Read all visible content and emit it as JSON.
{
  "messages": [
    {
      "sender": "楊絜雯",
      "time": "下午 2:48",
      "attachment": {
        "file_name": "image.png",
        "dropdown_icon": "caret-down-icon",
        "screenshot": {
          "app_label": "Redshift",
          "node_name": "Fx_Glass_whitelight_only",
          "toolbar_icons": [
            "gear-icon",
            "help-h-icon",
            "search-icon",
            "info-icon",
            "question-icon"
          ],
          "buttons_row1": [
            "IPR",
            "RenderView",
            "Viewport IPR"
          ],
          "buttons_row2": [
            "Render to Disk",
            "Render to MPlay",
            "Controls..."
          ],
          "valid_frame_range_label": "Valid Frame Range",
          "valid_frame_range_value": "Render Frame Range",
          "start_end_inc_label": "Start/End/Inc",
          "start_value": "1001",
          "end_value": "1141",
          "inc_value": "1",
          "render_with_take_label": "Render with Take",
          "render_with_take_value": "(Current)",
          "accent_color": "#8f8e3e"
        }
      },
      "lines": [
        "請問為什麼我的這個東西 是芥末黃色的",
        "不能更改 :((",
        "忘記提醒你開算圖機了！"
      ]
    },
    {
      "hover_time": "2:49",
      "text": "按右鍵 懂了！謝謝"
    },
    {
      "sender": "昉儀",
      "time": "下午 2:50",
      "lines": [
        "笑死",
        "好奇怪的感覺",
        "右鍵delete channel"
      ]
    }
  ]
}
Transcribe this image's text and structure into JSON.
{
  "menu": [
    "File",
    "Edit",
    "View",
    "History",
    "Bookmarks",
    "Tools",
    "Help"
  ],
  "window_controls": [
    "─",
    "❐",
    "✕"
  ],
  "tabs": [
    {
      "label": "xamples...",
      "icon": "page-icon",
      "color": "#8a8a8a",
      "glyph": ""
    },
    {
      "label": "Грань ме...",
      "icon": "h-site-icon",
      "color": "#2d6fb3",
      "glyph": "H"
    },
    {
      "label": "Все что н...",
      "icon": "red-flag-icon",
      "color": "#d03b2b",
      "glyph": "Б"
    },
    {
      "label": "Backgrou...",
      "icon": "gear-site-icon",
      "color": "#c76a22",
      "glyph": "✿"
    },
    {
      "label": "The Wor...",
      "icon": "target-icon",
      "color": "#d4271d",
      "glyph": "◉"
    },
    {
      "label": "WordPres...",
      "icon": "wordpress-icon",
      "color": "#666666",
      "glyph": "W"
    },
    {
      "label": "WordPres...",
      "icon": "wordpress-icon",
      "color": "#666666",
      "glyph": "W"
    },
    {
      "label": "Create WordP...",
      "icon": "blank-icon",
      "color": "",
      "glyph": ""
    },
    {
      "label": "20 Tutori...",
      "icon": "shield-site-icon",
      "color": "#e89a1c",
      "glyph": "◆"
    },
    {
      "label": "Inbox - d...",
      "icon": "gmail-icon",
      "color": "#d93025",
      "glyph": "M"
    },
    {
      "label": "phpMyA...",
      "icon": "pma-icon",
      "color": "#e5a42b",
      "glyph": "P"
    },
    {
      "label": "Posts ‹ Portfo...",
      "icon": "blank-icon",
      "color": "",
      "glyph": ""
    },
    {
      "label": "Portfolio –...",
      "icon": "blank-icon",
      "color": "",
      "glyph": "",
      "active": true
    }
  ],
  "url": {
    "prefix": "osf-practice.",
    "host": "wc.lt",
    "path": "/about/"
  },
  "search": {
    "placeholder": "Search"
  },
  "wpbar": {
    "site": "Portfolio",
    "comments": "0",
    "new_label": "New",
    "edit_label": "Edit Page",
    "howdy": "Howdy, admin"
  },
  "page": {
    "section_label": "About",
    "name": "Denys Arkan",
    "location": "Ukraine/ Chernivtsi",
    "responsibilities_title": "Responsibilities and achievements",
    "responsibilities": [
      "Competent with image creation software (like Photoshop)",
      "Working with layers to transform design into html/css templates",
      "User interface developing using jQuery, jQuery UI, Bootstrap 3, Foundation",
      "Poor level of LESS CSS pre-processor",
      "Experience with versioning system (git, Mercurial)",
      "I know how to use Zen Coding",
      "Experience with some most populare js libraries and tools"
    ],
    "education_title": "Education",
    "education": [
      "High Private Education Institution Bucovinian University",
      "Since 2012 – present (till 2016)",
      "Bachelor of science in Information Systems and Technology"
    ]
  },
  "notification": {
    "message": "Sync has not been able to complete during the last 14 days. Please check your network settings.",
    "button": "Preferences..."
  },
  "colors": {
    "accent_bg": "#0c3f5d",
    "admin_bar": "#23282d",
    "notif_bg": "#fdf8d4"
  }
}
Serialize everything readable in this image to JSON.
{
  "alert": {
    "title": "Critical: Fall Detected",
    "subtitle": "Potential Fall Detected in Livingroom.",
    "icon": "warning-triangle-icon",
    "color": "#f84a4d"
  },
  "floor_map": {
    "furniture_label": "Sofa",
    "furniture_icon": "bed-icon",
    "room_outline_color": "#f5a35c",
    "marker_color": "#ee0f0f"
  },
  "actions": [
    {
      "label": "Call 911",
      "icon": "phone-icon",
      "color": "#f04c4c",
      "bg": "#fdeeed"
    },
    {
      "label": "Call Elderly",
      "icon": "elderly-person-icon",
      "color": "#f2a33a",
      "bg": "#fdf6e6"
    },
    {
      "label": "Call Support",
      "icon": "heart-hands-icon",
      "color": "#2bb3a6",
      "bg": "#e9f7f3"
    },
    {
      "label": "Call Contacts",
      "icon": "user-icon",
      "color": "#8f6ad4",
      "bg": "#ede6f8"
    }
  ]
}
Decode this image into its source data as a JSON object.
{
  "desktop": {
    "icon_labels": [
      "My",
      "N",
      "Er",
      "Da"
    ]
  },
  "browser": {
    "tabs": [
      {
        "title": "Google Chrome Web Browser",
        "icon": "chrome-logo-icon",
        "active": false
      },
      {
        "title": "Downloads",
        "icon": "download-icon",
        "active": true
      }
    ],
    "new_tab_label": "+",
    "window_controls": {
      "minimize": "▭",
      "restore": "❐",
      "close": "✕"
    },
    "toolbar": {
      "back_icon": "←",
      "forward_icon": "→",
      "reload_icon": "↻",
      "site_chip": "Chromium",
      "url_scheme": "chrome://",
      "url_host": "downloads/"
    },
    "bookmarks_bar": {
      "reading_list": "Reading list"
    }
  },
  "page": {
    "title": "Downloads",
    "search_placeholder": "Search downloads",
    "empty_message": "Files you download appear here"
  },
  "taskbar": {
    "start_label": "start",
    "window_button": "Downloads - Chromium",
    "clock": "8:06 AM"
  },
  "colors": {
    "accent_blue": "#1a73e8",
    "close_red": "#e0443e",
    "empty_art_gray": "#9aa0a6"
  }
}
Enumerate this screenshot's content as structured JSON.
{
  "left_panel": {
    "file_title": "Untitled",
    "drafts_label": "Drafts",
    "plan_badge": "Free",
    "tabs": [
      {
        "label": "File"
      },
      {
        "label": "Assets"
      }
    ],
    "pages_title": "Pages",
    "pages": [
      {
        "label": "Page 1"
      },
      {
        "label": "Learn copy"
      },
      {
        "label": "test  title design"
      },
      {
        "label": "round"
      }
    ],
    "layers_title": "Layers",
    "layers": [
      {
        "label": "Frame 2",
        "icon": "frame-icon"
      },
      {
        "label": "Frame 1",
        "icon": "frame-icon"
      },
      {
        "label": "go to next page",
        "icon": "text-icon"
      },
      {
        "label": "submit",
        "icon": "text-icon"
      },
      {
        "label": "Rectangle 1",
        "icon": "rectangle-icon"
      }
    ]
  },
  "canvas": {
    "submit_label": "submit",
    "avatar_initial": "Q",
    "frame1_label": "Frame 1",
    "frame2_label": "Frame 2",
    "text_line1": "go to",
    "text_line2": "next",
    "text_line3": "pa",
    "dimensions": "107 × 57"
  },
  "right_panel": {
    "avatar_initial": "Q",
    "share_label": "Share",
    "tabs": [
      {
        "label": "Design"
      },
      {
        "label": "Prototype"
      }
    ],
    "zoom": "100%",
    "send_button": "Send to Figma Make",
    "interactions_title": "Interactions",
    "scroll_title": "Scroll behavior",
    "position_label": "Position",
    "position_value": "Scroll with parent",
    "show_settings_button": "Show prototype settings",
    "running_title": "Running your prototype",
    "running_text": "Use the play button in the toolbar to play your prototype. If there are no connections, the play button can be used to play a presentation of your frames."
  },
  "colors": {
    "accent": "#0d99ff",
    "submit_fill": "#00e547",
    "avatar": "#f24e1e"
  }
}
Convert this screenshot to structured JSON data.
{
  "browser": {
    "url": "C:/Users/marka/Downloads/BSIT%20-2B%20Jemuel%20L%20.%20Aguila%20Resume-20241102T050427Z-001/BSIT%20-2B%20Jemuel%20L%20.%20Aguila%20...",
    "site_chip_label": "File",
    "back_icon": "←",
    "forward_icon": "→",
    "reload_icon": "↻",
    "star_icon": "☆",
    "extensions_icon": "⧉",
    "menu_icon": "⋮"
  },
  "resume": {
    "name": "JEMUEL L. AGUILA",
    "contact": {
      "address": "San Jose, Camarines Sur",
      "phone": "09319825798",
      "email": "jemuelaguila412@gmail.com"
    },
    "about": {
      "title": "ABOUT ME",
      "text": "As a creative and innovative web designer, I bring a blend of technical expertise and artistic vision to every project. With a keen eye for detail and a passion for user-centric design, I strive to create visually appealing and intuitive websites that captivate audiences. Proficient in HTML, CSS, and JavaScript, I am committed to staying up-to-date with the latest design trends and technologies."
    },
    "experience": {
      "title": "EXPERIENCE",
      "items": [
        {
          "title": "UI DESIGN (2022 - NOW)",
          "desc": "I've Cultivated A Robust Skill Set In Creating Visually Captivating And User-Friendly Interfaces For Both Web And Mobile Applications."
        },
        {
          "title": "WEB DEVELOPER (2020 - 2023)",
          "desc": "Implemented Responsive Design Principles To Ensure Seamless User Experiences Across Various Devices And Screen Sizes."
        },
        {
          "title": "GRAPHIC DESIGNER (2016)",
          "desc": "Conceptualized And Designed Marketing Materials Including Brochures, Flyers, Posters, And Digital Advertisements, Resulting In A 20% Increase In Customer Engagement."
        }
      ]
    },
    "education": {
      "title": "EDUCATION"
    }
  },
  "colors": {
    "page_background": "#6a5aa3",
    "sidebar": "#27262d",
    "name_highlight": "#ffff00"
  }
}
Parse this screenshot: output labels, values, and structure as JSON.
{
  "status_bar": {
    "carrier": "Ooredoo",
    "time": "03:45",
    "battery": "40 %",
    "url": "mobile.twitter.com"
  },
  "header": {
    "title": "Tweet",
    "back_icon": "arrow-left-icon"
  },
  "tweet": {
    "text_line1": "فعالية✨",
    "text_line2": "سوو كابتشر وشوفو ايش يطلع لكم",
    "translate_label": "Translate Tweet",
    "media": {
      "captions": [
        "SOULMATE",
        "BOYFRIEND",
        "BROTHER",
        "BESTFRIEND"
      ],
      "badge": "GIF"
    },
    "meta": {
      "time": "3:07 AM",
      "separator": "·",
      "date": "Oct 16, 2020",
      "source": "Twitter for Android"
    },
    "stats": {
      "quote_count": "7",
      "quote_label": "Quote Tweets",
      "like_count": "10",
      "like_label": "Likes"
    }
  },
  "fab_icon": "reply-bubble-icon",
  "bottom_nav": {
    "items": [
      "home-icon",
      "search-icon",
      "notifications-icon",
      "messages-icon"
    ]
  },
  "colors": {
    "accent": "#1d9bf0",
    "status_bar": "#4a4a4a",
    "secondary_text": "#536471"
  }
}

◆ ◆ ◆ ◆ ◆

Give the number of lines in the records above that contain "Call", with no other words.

REPLY TO THE TASK
4